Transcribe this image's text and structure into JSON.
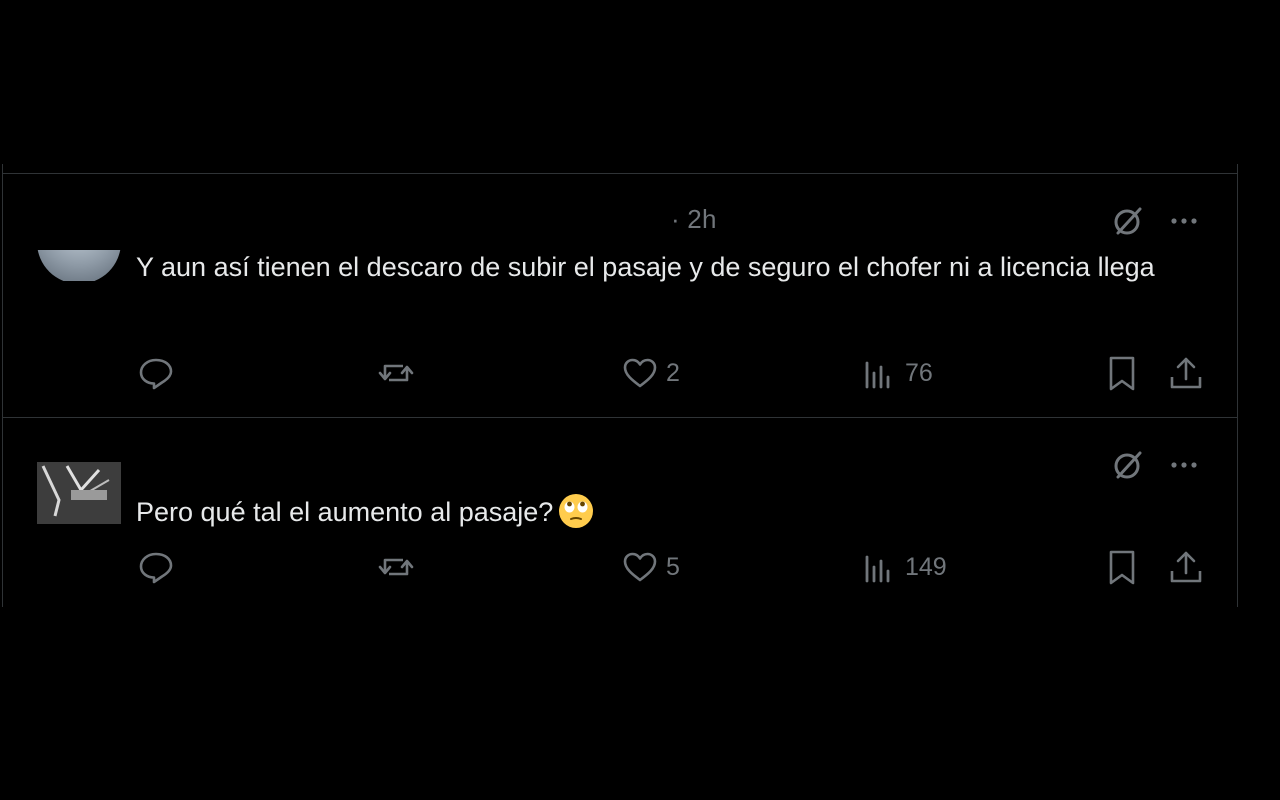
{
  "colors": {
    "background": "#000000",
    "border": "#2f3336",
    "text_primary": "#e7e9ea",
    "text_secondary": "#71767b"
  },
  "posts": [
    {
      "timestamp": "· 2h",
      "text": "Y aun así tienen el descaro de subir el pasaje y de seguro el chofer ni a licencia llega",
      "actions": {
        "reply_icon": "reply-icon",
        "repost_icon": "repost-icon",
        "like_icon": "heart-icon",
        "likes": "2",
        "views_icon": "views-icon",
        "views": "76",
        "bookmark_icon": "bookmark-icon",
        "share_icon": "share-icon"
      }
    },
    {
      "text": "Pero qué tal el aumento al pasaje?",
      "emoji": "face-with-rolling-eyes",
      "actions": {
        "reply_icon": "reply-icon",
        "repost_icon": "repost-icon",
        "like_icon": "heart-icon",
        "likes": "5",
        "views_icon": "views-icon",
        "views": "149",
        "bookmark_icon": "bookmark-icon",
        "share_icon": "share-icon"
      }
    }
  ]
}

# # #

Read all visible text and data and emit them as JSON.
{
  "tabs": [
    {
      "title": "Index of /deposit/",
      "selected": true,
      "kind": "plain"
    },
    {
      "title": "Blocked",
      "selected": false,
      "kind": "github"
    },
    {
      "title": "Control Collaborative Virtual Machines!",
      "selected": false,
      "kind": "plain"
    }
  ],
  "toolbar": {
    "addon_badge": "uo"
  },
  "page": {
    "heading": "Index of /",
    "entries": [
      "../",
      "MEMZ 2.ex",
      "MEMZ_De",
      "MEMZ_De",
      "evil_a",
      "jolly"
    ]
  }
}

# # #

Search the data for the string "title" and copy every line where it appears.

# ANSWER TO THIS EXERCISE
      "title": "Index of /deposit/",
      "title": "Blocked",
      "title": "Control Collaborative Virtual Machines!",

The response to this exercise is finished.